I also think such moments can help shape perceptions of what I do—help show how all of us are, in essence, an extended family. Most people have little knowledge of churches, with points of contact being weddings and funerals, perhaps a baptism or two. With the pandemic, it sometimes seemed a medical worker or a cleric was the only figure seen by the public. That makes an impression. I remember when, being semiopen for a while and full of seasonal optimism, we were ordered by the head office to cancel Christmas Eve services at the last moment to prevent a new infection outbreak. Five services had been planned—four on Christmas Eve, one on Christmas. All gone.
December 24 is when those who rarely set foot in church make an appearance, because it represents family and celebration. Instead of organizing those services, that night, I visited whomever I could, including a couple I knew well from the church. She was very sick and died just seven weeks later after a prolonged stay in hospital. I think I may have been the last person to give her communion—the wafers that Christians believe represent or become (depending on your doctrinal belief) the body of Jesus Christ.
That visit stands out because, long before I was a Christian, and even longer before I was ordained, Christmas meant family, goodness, and joy. My secular half-Jewish family in Britain celebrated Christmas not as the birth of Jesus but as time for all of us to give, to laugh, to be complete. On that cold, crisp evening, I saw not only the dear suffering woman in front of me but my parents, long gone but increasingly vivid in my memory as I grow older.

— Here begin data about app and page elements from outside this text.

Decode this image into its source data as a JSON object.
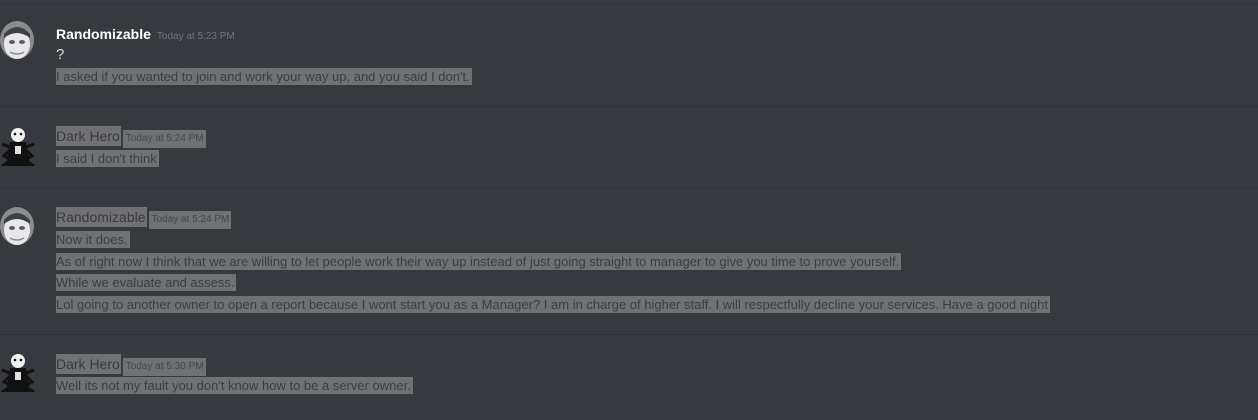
{
  "messages": [
    {
      "username": "Randomizable",
      "timestamp": "Today at 5:23 PM",
      "lines": [
        "?",
        "I asked if you wanted to join and work your way up, and you said I don't."
      ]
    },
    {
      "username": "Dark Hero",
      "timestamp": "Today at 5:24 PM",
      "lines": [
        "I said I don't think"
      ]
    },
    {
      "username": "Randomizable",
      "timestamp": "Today at 5:24 PM",
      "lines": [
        "Now it does.",
        "As of right now I think that we are willing to let people work their way up instead of just going straight to manager to give you time to prove yourself.",
        "While we evaluate and assess.",
        "Lol going to another owner to open a report because I wont start you as a Manager? I am in charge of higher staff. I will respectfully decline your services. Have a good night"
      ]
    },
    {
      "username": "Dark Hero",
      "timestamp": "Today at 5:30 PM",
      "lines": [
        "Well its not my fault you don't know how to be a server owner."
      ]
    }
  ]
}
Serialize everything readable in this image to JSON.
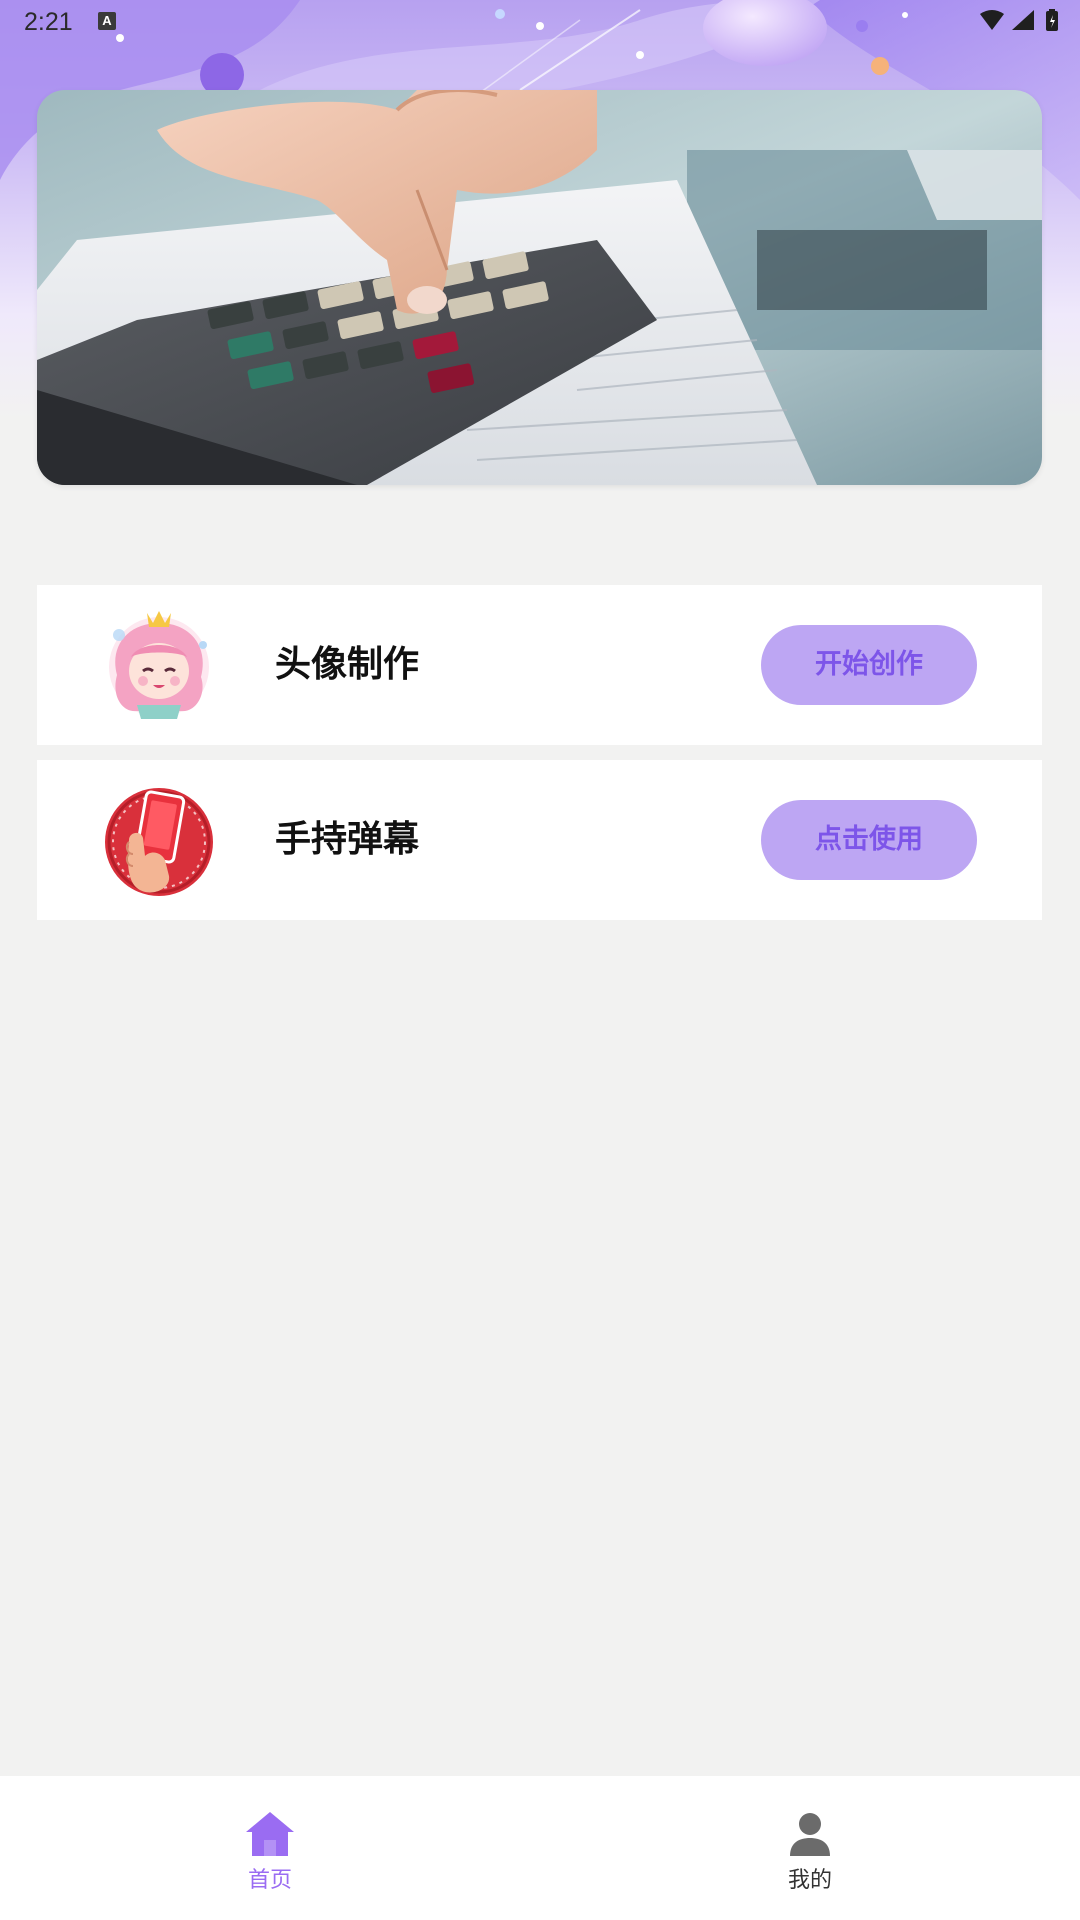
{
  "status_bar": {
    "time": "2:21",
    "notification_letter": "A",
    "icons": [
      "wifi-icon",
      "signal-icon",
      "battery-icon"
    ]
  },
  "banner": {
    "image": "calculator-photo"
  },
  "features": [
    {
      "title": "头像制作",
      "button_label": "开始创作",
      "icon": "anime-girl-avatar-icon"
    },
    {
      "title": "手持弹幕",
      "button_label": "点击使用",
      "icon": "hand-holding-phone-icon"
    }
  ],
  "bottom_nav": {
    "items": [
      {
        "label": "首页",
        "icon": "home-icon",
        "active": true
      },
      {
        "label": "我的",
        "icon": "person-icon",
        "active": false
      }
    ]
  },
  "colors": {
    "accent": "#9a6cf2",
    "button_bg": "#bda6f3",
    "button_text": "#7d55e9",
    "page_bg": "#f2f2f1",
    "card_bg": "#ffffff"
  }
}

There’s an open debate in church circles whether people will return to Sunday services post COVID, whether they’ll rejoin the congregation as we sing together, pray together, and receive the sacraments together. I have a feeling they will. Many need the company of other believers, need the order of organized worship. But online services can’t stop now—as perfunctory as they can be, they allow us to reach too many people, often from outside the country. I recall that one of my sermons, for example, led to messages from Britain, Australia, and central Africa. The most high-profile example of the power of video has been from Britain’s Canterbury Cathedral, where Dean Robert Willis shared morning prayers online. A clip of his cat, Leo, disappearing into his vestments went viral—picked up by media outlets, including CNN, across the world and viewed millions of times online.
Alas, I don’t have a cat. I do, however, have a ministry, and while COVID remains very much a challenge, one of the most welcome aspects of being back inside a church is the ability to stand behind the altar, consecrate the bread and wine, and then administer it. “The body of Christ, given for you,” I say. Then, “the blood of Christ, shed for you.” One elderly lady receives the bread and wine, says her amen, and then touches my hand—squeezes it, really. “Thank you for this,” she whispers. “Thanks for being here, thanks for never leaving.”